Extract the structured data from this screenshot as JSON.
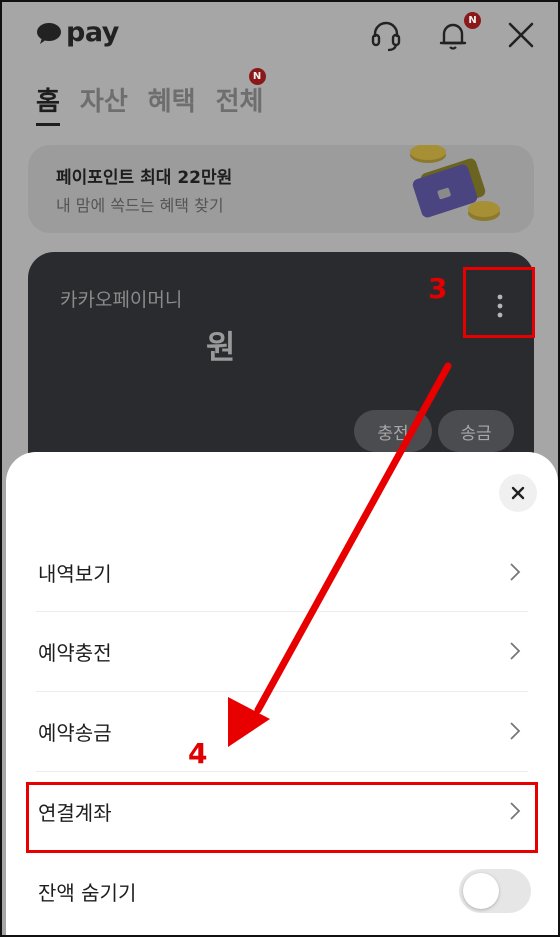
{
  "header": {
    "logo_text": "pay",
    "notification_badge": "N",
    "icons": [
      "headset-icon",
      "bell-icon",
      "close-icon"
    ]
  },
  "tabs": [
    {
      "label": "홈",
      "active": true
    },
    {
      "label": "자산",
      "active": false
    },
    {
      "label": "혜택",
      "active": false
    },
    {
      "label": "전체",
      "active": false,
      "badge": "N"
    }
  ],
  "promo": {
    "title": "페이포인트 최대 22만원",
    "subtitle": "내 맘에 쏙드는 혜택 찾기"
  },
  "money_card": {
    "label": "카카오페이머니",
    "amount": "원",
    "buttons": [
      "충전",
      "송금"
    ]
  },
  "sheet": {
    "items": [
      {
        "label": "내역보기"
      },
      {
        "label": "예약충전"
      },
      {
        "label": "예약송금"
      },
      {
        "label": "연결계좌"
      },
      {
        "label": "잔액 숨기기",
        "toggle": false
      }
    ]
  },
  "annotations": {
    "step3": "3",
    "step4": "4",
    "color": "#e80000"
  },
  "colors": {
    "card_bg": "#2a2b2f",
    "overlay_bg": "#a6a6a6",
    "badge": "#8b1818"
  }
}
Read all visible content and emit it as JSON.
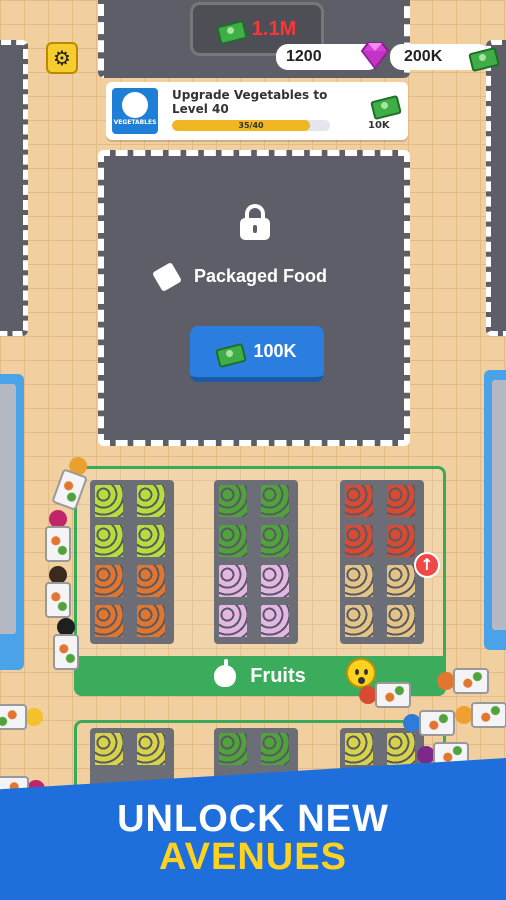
{
  "hud": {
    "money_total": "1.1M",
    "gems": "1200",
    "cash": "200K"
  },
  "upgrade": {
    "icon_label": "VEGETABLES",
    "title": "Upgrade Vegetables to Level 40",
    "progress_text": "35/40",
    "progress_fraction": 0.875,
    "cost": "10K"
  },
  "locked_zone": {
    "name": "Packaged Food",
    "price": "100K"
  },
  "fruits_section": {
    "label": "Fruits"
  },
  "banner": {
    "line1": "UNLOCK NEW",
    "line2": "AVENUES"
  },
  "colors": {
    "floor": "#f1cf9f",
    "zone_gray": "#5d5e67",
    "accent_blue": "#2c7de0",
    "section_green": "#3aac5c",
    "banner_blue": "#1e6fdc",
    "banner_yellow": "#ffd21f",
    "money_red": "#ff3535"
  },
  "icons": [
    "gear-icon",
    "cash-icon",
    "gem-icon",
    "lock-icon",
    "package-icon",
    "apple-icon",
    "upgrade-arrow-icon",
    "surprised-emoji-icon"
  ]
}
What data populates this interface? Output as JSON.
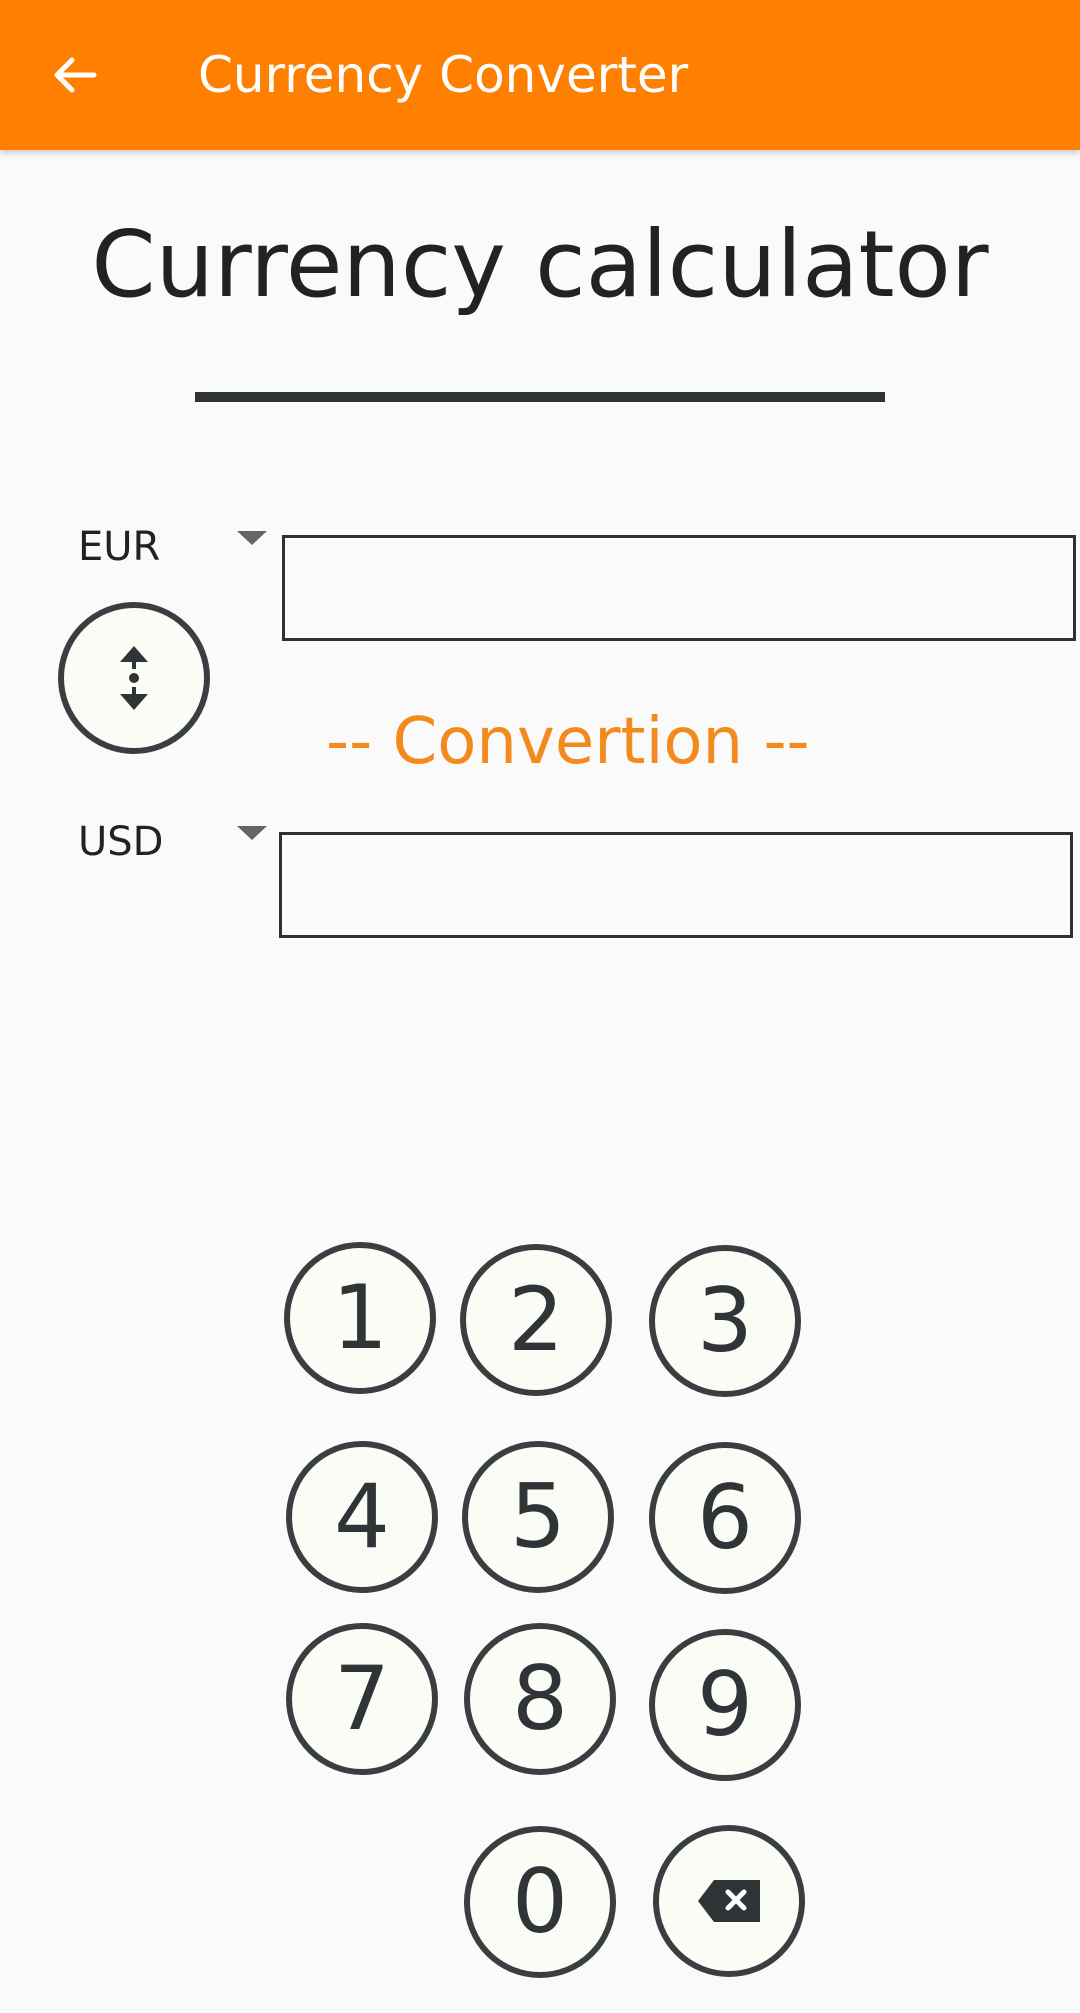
{
  "appbar": {
    "title": "Currency Converter",
    "back_icon": "arrow-left-icon",
    "background_color": "#ff7f00"
  },
  "main": {
    "heading": "Currency calculator",
    "from_currency": {
      "code": "EUR",
      "amount": ""
    },
    "to_currency": {
      "code": "USD",
      "amount": ""
    },
    "swap_icon": "swap-vertical-icon",
    "conversion_label": "-- Convertion --",
    "accent_color": "#f28a1e"
  },
  "keypad": {
    "keys": [
      "1",
      "2",
      "3",
      "4",
      "5",
      "6",
      "7",
      "8",
      "9",
      "0"
    ],
    "backspace_icon": "backspace-icon"
  }
}
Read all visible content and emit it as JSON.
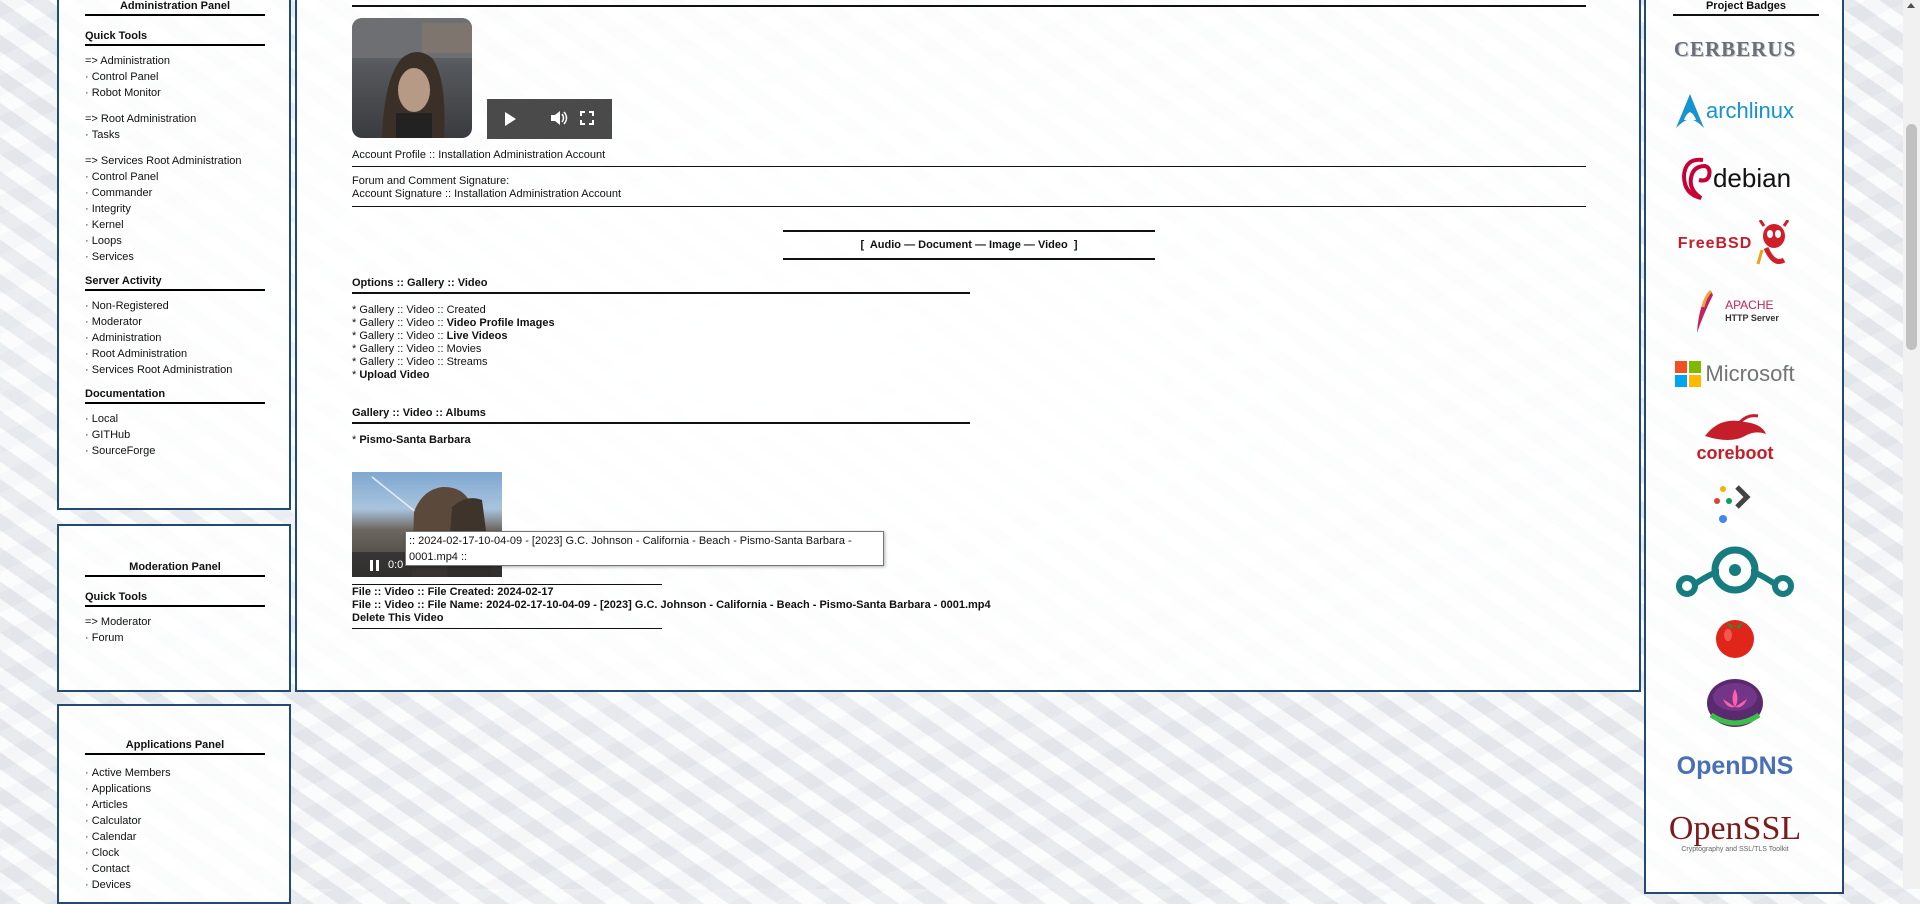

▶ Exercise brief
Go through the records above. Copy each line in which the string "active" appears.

▶ Problem solution
      "active": true
      "active": false
      "active": false
      "active": false,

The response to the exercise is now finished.